‘Russia’s been 10 years late to WTO’
Sberbank Chief Executive and former economic minister German Gref says “one of the main merits that Russia’s WTO accession provides is higher competition on the market. But it’s impossible to be competitive without having competition.”In an exclusive interview to RT, Gref said that despite Russia’s long and thorny way to joining, “the importance of WTO membership shouldn’t be exaggerated, particularly in the negative sense. We need to blame external factors for setbacks less, but concentrate more on making our companies and services more competitive.”Russia is the largest economy in the world that has yet to join the WTO. Doing so after 18 years of negotiations will require Moscow to further open its market, safeguard intellectual property and investments, and strengthen the rule of law. While Russian authorities anticipate accession, local businesses weigh in the probable losses and benefits they’ll see on getting membership. Adding to worries is the time of the entry, as Europe and the US may be close to another recession amid their debt problems. Gref said the situation today differs dramatically from the 2008 crisis. “The private sector is much more prepared for the crisis this time, but there’s been a major change of roles. In 2008 it was the government and the budget to face the hit. Now it’s the private sector which is ready to face higher market volatility while the state’s resources have almost been exhausted.
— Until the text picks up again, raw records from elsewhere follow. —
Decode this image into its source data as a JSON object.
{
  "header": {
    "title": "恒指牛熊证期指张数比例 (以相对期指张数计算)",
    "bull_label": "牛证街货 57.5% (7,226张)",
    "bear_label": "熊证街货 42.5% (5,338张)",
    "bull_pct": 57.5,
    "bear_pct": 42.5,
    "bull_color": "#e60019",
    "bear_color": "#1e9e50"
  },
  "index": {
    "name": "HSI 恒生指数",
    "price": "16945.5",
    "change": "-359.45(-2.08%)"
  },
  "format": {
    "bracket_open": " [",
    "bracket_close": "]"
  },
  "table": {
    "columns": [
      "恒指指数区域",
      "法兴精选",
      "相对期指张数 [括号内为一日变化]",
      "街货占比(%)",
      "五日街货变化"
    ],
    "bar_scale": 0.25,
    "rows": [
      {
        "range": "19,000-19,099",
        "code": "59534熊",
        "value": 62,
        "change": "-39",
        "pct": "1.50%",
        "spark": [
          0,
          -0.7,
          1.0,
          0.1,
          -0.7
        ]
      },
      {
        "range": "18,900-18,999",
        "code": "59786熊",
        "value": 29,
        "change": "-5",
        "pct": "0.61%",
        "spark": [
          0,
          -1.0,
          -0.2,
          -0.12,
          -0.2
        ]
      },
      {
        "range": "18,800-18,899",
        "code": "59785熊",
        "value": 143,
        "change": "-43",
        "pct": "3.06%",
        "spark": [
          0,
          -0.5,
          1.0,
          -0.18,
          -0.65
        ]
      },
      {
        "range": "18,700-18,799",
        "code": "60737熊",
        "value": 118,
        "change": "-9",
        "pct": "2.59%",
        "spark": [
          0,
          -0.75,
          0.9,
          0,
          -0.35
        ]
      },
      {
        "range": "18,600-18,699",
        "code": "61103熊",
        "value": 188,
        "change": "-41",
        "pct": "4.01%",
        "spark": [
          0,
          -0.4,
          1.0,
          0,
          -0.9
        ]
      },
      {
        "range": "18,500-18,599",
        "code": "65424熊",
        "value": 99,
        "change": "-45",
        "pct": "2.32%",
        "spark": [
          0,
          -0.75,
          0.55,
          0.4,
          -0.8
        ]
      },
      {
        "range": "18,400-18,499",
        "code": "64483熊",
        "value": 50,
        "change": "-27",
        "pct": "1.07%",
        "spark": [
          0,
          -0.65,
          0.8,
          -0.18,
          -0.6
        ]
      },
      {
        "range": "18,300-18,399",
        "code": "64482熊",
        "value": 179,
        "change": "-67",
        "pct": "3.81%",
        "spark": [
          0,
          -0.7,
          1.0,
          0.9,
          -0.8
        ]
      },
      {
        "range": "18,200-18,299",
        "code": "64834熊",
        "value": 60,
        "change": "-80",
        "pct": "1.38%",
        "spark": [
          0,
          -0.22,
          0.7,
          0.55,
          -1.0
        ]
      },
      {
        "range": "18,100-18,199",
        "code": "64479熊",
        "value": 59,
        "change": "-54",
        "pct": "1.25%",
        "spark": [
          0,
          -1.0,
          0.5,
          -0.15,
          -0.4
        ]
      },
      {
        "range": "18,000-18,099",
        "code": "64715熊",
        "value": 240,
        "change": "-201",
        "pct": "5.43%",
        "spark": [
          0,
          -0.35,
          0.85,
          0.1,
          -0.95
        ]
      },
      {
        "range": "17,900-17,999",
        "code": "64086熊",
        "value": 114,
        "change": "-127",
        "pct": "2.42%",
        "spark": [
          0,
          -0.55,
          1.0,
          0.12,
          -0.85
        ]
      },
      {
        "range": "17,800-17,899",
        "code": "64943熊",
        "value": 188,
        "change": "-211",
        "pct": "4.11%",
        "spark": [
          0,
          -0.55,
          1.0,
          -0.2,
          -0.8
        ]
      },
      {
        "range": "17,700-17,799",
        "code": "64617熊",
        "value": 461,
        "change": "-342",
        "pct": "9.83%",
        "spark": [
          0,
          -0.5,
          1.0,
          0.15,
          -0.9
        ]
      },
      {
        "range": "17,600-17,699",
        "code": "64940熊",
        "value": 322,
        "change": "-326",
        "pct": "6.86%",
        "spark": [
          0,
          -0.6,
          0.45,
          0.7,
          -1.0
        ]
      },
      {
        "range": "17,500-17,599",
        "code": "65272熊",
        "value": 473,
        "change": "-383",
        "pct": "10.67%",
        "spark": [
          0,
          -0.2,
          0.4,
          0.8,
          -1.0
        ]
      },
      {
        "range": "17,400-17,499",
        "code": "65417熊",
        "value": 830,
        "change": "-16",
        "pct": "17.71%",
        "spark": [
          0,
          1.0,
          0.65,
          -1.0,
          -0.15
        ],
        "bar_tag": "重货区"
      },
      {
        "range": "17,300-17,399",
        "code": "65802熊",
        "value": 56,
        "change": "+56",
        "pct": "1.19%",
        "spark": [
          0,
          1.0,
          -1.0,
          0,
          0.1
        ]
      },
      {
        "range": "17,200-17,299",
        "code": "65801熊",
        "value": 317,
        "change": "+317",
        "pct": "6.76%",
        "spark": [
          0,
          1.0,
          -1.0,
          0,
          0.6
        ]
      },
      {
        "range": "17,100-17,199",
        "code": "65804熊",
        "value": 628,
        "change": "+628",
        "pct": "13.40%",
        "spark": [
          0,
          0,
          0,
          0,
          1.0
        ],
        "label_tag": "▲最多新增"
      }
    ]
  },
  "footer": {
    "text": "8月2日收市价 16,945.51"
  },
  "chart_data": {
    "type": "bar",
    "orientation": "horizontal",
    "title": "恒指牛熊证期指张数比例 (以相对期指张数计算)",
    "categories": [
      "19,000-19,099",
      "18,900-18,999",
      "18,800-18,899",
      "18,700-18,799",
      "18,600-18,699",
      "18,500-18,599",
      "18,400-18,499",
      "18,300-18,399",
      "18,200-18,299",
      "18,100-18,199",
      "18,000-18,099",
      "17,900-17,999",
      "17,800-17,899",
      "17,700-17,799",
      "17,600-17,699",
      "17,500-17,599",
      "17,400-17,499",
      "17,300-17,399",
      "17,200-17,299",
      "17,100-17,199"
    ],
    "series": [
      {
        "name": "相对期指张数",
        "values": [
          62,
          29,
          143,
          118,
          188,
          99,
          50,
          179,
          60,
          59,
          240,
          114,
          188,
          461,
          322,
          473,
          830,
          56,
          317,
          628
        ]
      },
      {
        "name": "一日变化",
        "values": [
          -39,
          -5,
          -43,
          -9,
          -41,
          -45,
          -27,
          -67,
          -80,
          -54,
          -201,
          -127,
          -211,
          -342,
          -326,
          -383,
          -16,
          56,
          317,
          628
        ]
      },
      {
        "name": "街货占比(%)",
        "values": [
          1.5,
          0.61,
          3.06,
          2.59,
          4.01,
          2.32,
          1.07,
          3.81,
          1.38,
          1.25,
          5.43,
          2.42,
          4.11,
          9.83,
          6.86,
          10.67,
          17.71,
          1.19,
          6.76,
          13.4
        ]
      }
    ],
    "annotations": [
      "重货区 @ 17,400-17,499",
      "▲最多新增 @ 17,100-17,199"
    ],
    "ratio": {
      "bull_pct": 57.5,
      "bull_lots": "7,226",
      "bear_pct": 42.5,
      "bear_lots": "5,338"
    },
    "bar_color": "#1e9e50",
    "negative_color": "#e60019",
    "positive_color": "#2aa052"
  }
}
This is both a source of problems, and the main difference from 2008."Earlier in May, newly elected Prime Minister Dmitry Medvedev said Russia would be prepared to support the domestic economy even after entry into the WTO."We will always be able to take steps and make decisions for assisting our economy, our industries and agriculture, even after entry into the WTO," he said, noting "The WTO is an important entity, but we have our interests too."Analysts generally estimate joining the WTO as positive. “Competition is expected to grow, though prices will go down, but customers shouldn’t expect quick changes in prices. The transitional period in the WTO will last until 2020,” says Ivan Nikolayev from Aton investment group.Russia's new President Vladimir Putin said earlier in May that he was against delaying ratification of the agreement on Russia's accession to the World Trade Organization."We cannot delay that for a year or two," Putin said, adding "that would mean our refusal to join the organization."Dmitry Medvedev echoed his view, saying "I think the time frame will be quite sufficient, because it's five years, and maybe even more, to enable us to get ready properly."